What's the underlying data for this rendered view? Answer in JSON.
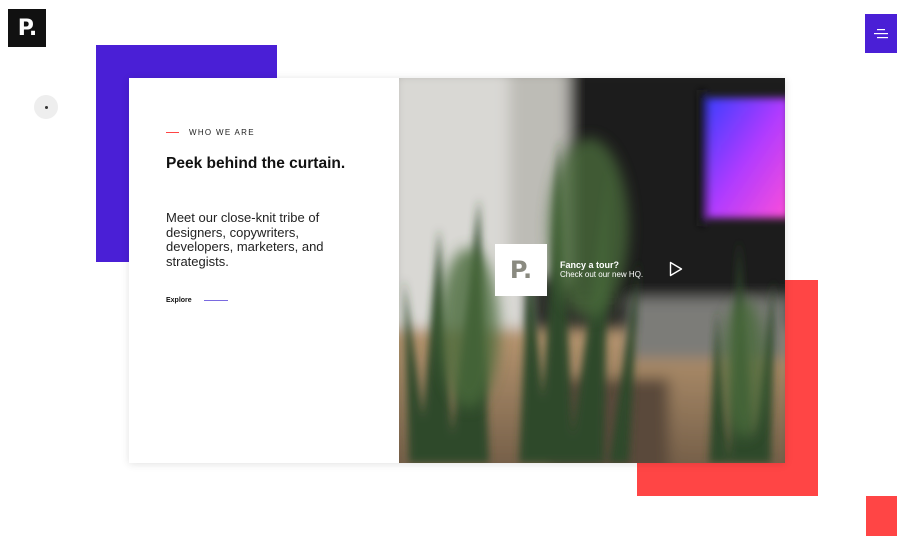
{
  "brand": {
    "logo_text": "P.",
    "menu_icon": "hamburger-menu-icon",
    "accent_purple": "#4a1fd6",
    "accent_red": "#ff4545"
  },
  "intro": {
    "eyebrow": "WHO WE ARE",
    "headline": "Peek behind the curtain.",
    "body": "Meet our close-knit tribe of designers, copywriters, developers, marketers, and strategists.",
    "cta": "Explore"
  },
  "video": {
    "logo_text": "P.",
    "title": "Fancy a tour?",
    "subtitle": "Check out our new HQ.",
    "play_icon": "play-triangle-icon"
  }
}
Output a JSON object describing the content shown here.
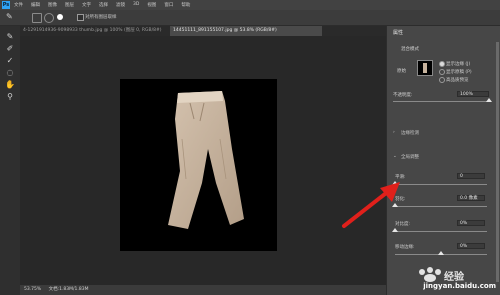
{
  "app": {
    "logo": "Ps"
  },
  "menu": [
    "文件",
    "编辑",
    "图像",
    "图层",
    "文字",
    "选择",
    "滤镜",
    "3D",
    "视图",
    "窗口",
    "帮助"
  ],
  "options": {
    "checkbox_label": "对所有图层取样"
  },
  "tabs": [
    {
      "label": "4-1291914936-9098933 thumb.jpg @ 100% (图层 0, RGB/8#)",
      "active": false
    },
    {
      "label": "14451111_891155107.jpg @ 53.8% (RGB/8#)",
      "active": true
    }
  ],
  "status": {
    "zoom": "53.75%",
    "doc": "文档:1.83M/1.83M"
  },
  "panel": {
    "title": "属性",
    "subtitle": "混合模式",
    "thumb_label": "原始",
    "options": [
      "显示边缘 (J)",
      "显示原稿 (P)",
      "高品质预览"
    ],
    "opacity_label": "不透明度:",
    "opacity_value": "100%",
    "section_edge": "边缘检测",
    "section_global": "全局调整",
    "smooth_label": "平滑:",
    "smooth_value": "0",
    "feather_label": "羽化:",
    "feather_value": "0.0 像素",
    "contrast_label": "对比度:",
    "contrast_value": "0%",
    "shift_label": "移动边缘:",
    "shift_value": "0%"
  },
  "levels": {
    "smooth": 0,
    "feather": 0,
    "contrast": 0,
    "shift": 0,
    "opacity": 100
  },
  "watermark": "jingyan.baidu.com",
  "colors": {
    "arrow": "#e0201b",
    "canvas": "#000000",
    "pants": "#c8b4a0"
  },
  "icons": [
    "brush-icon",
    "quick-select-icon",
    "magic-wand-icon",
    "lasso-icon",
    "hand-icon",
    "zoom-icon"
  ]
}
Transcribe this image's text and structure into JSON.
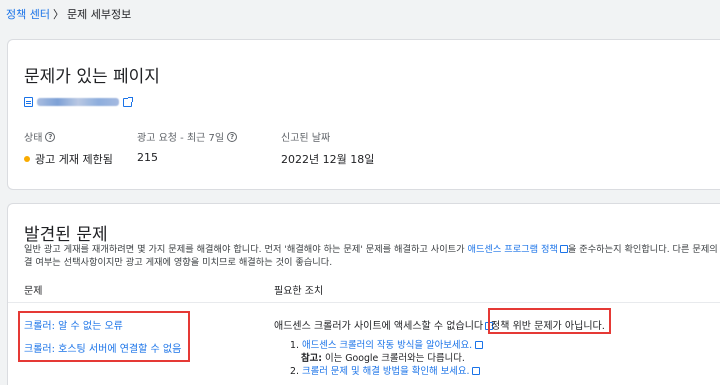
{
  "breadcrumb": {
    "parent": "정책 센터",
    "separator": "〉",
    "current": "문제 세부정보"
  },
  "page_card": {
    "title": "문제가 있는 페이지",
    "icons": {
      "page": "document-icon",
      "open": "external-link-icon"
    },
    "status_label": "상태",
    "requests_label": "광고 요청 - 최근 7일",
    "reported_label": "신고된 날짜",
    "status_value": "광고 게재 제한됨",
    "requests_value": "215",
    "reported_value": "2022년 12월 18일",
    "status_color": "#f9ab00"
  },
  "issues_card": {
    "title": "발견된 문제",
    "desc_part1": "일반 광고 게재를 재개하려면 몇 가지 문제를 해결해야 합니다. 먼저 '해결해야 하는 문제' 문제를 해결하고 사이트가 ",
    "desc_link": "애드센스 프로그램 정책",
    "desc_part2": "을 준수하는지 확인합니다. 다른 문제의 해결 여부는 선택사항이지만 광고 게재에 영향을 미치므로 해결하는 것이 좋습니다.",
    "col_issue": "문제",
    "col_action": "필요한 조치",
    "issue_1": "크롤러: 알 수 없는 오류",
    "issue_2": "크롤러: 호스팅 서버에 연결할 수 없음",
    "action_text": "애드센스 크롤러가 사이트에 액세스할 수 없습니다",
    "action_highlight": "정책 위반 문제가 아닙니다.",
    "step1_num": "1.",
    "step1_link": "애드센스 크롤러의 작동 방식을 알아보세요.",
    "note_label": "참고:",
    "note_text": " 이는 Google 크롤러와는 다릅니다.",
    "step2_num": "2.",
    "step2_link": "크롤러 문제 및 해결 방법을 확인해 보세요.",
    "accent_color": "#1a73e8",
    "highlight_color": "#e53935"
  }
}
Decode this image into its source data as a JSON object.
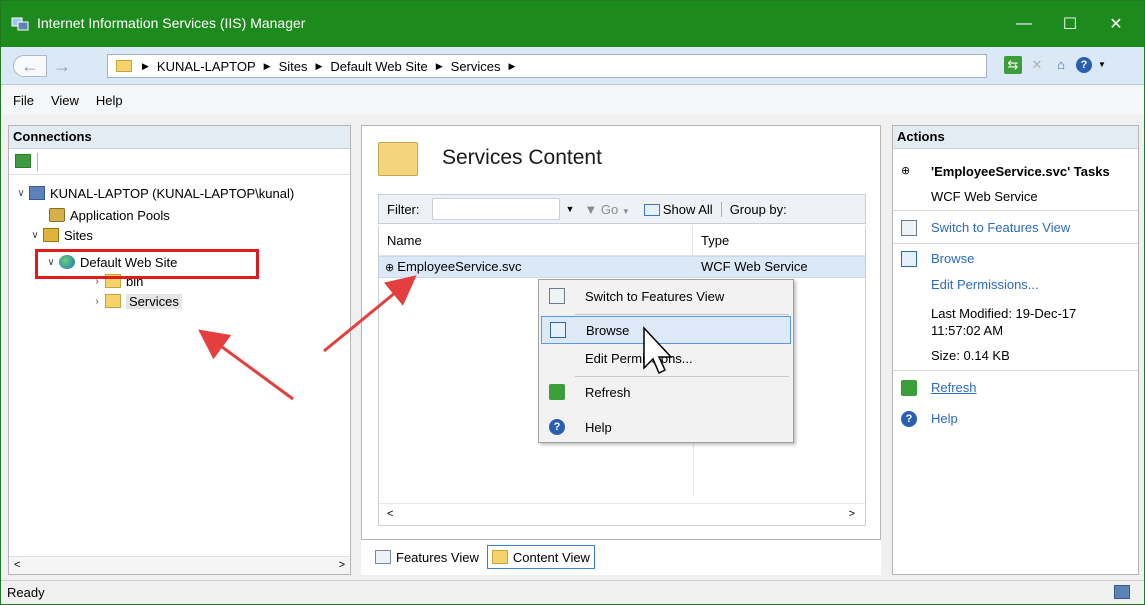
{
  "window": {
    "title": "Internet Information Services (IIS) Manager",
    "controls": {
      "minimize": "—",
      "maximize": "☐",
      "close": "✕"
    }
  },
  "address": {
    "crumbs": [
      "KUNAL-LAPTOP",
      "Sites",
      "Default Web Site",
      "Services"
    ]
  },
  "menu": {
    "items": [
      "File",
      "View",
      "Help"
    ]
  },
  "connections": {
    "header": "Connections",
    "tree": {
      "server": "KUNAL-LAPTOP (KUNAL-LAPTOP\\kunal)",
      "app_pools": "Application Pools",
      "sites": "Sites",
      "default_site": "Default Web Site",
      "bin": "bin",
      "services": "Services"
    }
  },
  "content": {
    "title": "Services Content",
    "filter_label": "Filter:",
    "go_label": "Go",
    "show_all_label": "Show All",
    "group_by_label": "Group by:",
    "columns": [
      "Name",
      "Type"
    ],
    "rows": [
      {
        "name": "EmployeeService.svc",
        "type": "WCF Web Service"
      }
    ],
    "view_tabs": {
      "features": "Features View",
      "content": "Content View"
    }
  },
  "context_menu": {
    "items": [
      {
        "label": "Switch to Features View",
        "icon": "features-view-icon"
      },
      {
        "label": "Browse",
        "icon": "browse-icon"
      },
      {
        "label": "Edit Permissions...",
        "icon": ""
      },
      {
        "label": "Refresh",
        "icon": "refresh-icon"
      },
      {
        "label": "Help",
        "icon": "help-icon"
      }
    ]
  },
  "actions": {
    "header": "Actions",
    "task_title": "'EmployeeService.svc' Tasks",
    "task_subtitle": "WCF Web Service",
    "switch_features": "Switch to Features View",
    "browse": "Browse",
    "edit_permissions": "Edit Permissions...",
    "last_modified_label": "Last Modified: 19-Dec-17",
    "last_modified_time": "11:57:02 AM",
    "size": "Size: 0.14 KB",
    "refresh": "Refresh",
    "help": "Help"
  },
  "status": {
    "text": "Ready"
  },
  "colors": {
    "titlebar": "#1d8a1d",
    "highlight": "#e01b1b",
    "link": "#2a6ac4",
    "selection": "#dbe8f6"
  }
}
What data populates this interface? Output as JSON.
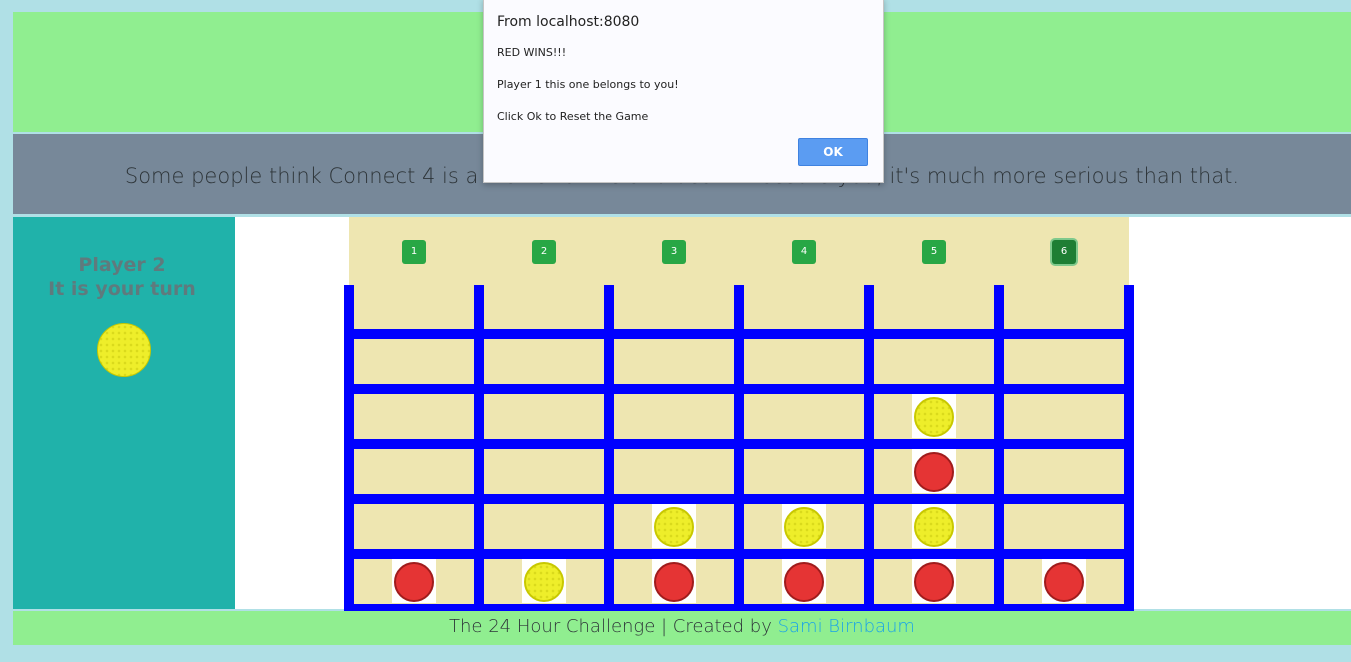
{
  "page": {
    "tagline": "Some people think Connect 4 is a matter of life and death. I assure you, it's much more serious than that."
  },
  "sidebar": {
    "player_name": "Player 2",
    "status": "It is your turn",
    "current_disc_color": "yellow"
  },
  "board": {
    "columns": [
      "1",
      "2",
      "3",
      "4",
      "5",
      "6"
    ],
    "active_column": 6,
    "rows": 6,
    "cells": [
      [
        "",
        "",
        "",
        "",
        "",
        ""
      ],
      [
        "",
        "",
        "",
        "",
        "",
        ""
      ],
      [
        "",
        "",
        "",
        "",
        "yellow",
        ""
      ],
      [
        "",
        "",
        "",
        "",
        "red",
        ""
      ],
      [
        "",
        "",
        "yellow",
        "yellow",
        "yellow",
        ""
      ],
      [
        "red",
        "yellow",
        "red",
        "red",
        "red",
        "red"
      ]
    ]
  },
  "footer": {
    "text": "The 24 Hour Challenge | Created by",
    "author": "Sami Birnbaum"
  },
  "dialog": {
    "origin": "From localhost:8080",
    "line1": "RED WINS!!!",
    "line2": "Player 1 this one belongs to you!",
    "line3": "Click Ok to Reset the Game",
    "ok_label": "OK"
  },
  "colors": {
    "board_frame": "#0000ff",
    "cell": "#eee6b1",
    "red": "#e53434",
    "yellow": "#eeee2a",
    "header": "#90ee90",
    "tagline_bar": "#778899",
    "sidebar": "#20b2aa",
    "button": "#28a745",
    "ok_button": "#5b9cf2"
  }
}
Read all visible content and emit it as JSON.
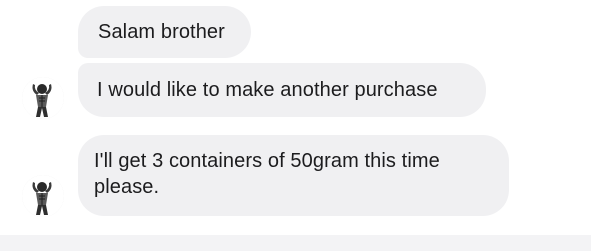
{
  "messages": [
    {
      "text": "Salam brother"
    },
    {
      "text": "I would like to make another purchase"
    },
    {
      "text": "I'll get 3 containers of 50gram this time please."
    }
  ],
  "avatar": {
    "icon": "bodybuilder-avatar-icon"
  },
  "colors": {
    "bubble": "#f0f0f2",
    "text": "#1c1c1e",
    "background": "#ffffff"
  }
}
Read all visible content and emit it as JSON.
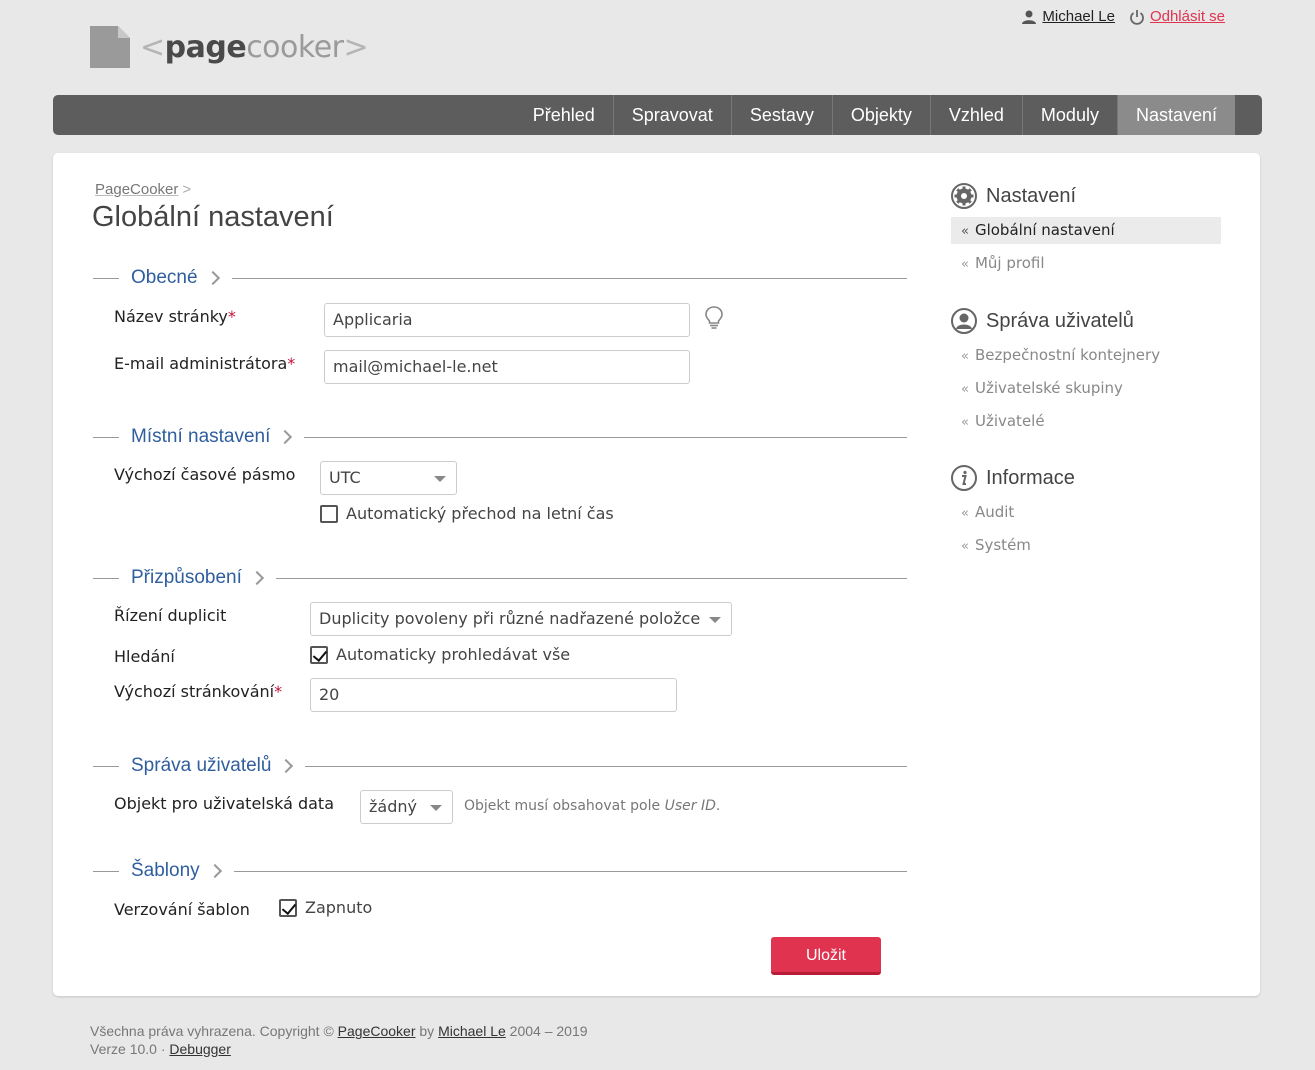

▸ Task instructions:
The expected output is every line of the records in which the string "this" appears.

▸ Answer space:
What's the underlying data for this rendered view? Answer in JSON.
Transcribe this image's text and structure into JSON.
Decode this image into its source data as a JSON object.
What data populates this interface? Output as JSON.
    "line2": "Player 1 this one belongs to you!",
      "text": "I'll get 3 containers of 50gram this time please."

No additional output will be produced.